Unfortunately, I'm unable to post photos for you in this blog. Our internet connection is tightly regulated and difficult to up/download at times. Last month, Dr. Yang's family came to visit him for several days and the senior students put on a demonstration for them. I'll either include photos next blog entry or send you a separate email directing you to where you can log into to just see photos and/or the video that was taken that day. Watching them perform was very inspiring for me to see such grace and control of body, mind, emotions, and spirit. We're told that somewhere along the way of our training in the 3-Year Program, we will be called upon to demonstrate our skills as well.

Dr. Woodbine


  1. Wow!! You've just fed me generously on what to do when the 'zones of discomfort' appear! Your physical routine, and the consistency of it, also serves as a great reminder to get back in the game. I'm also reminded to be patient with my body (and mind) as it makes its adjustments to change. Thank you Doc for sharing. Be well!!

  2. Wow!! You've just fed me generously on what to do when the 'zones of discomfort' appear! Your physical routine, and the consistency of it, also serves as a great reminder to get back in the game. I'm also reminded to be patient with my body (and mind) as it makes its adjustments to change. Thank you Doc for sharing. Be well!!
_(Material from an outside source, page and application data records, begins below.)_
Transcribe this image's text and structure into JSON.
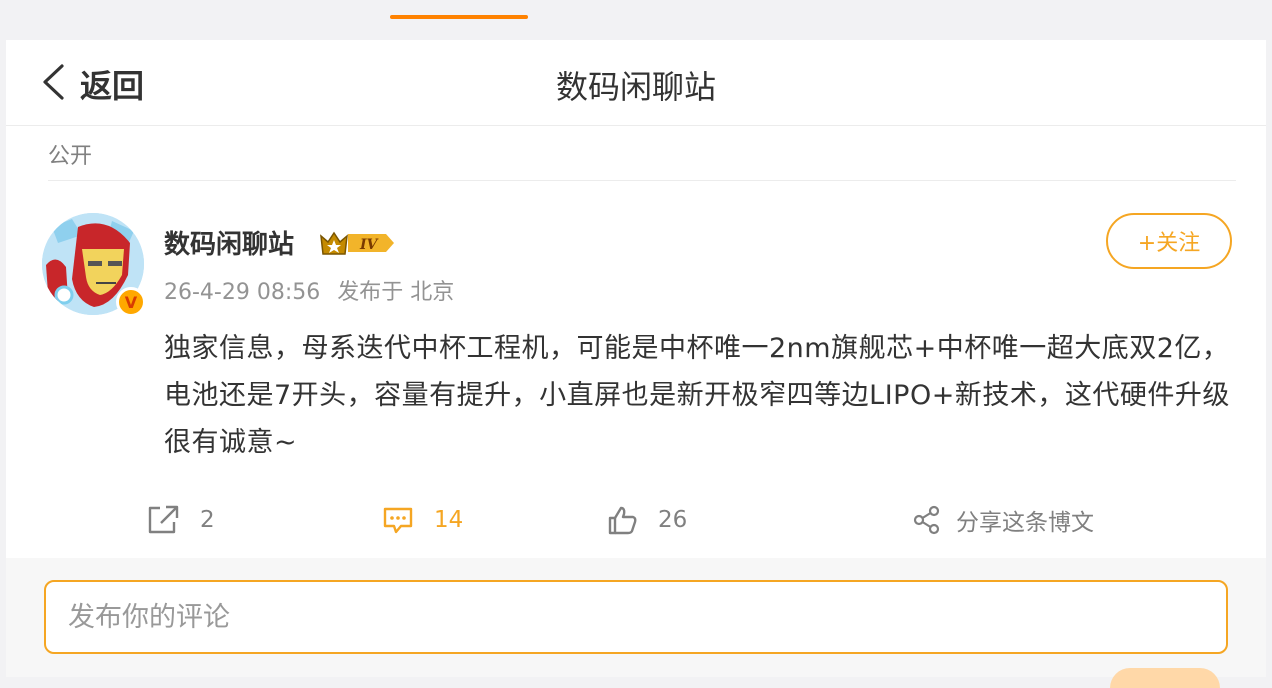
{
  "header": {
    "back_label": "返回",
    "title": "数码闲聊站"
  },
  "post": {
    "visibility": "公开",
    "author": {
      "name": "数码闲聊站",
      "level_badge": "IV",
      "verified_mark": "V"
    },
    "timestamp": "26-4-29 08:56",
    "location": "发布于 北京",
    "follow_label": "+关注",
    "content": "独家信息，母系迭代中杯工程机，可能是中杯唯一2nm旗舰芯+中杯唯一超大底双2亿，电池还是7开头，容量有提升，小直屏也是新开极窄四等边LIPO+新技术，这代硬件升级很有诚意~",
    "actions": {
      "repost_count": "2",
      "comment_count": "14",
      "like_count": "26",
      "share_label": "分享这条博文"
    }
  },
  "comment_box": {
    "placeholder": "发布你的评论"
  },
  "colors": {
    "accent": "#ff8200",
    "follow": "#f5a623",
    "text": "#333333",
    "muted": "#939393"
  }
}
  3. I understand the fear and the difficulty of "continuing the march" through the discomfort. Gratitude for it is something I am still working on but it does help keep things in perspective. Really enjoyed speaking with you at mealtime Doc. Blessings to all those who continue their dedication to The Arts on the Mtn.
    M. Fox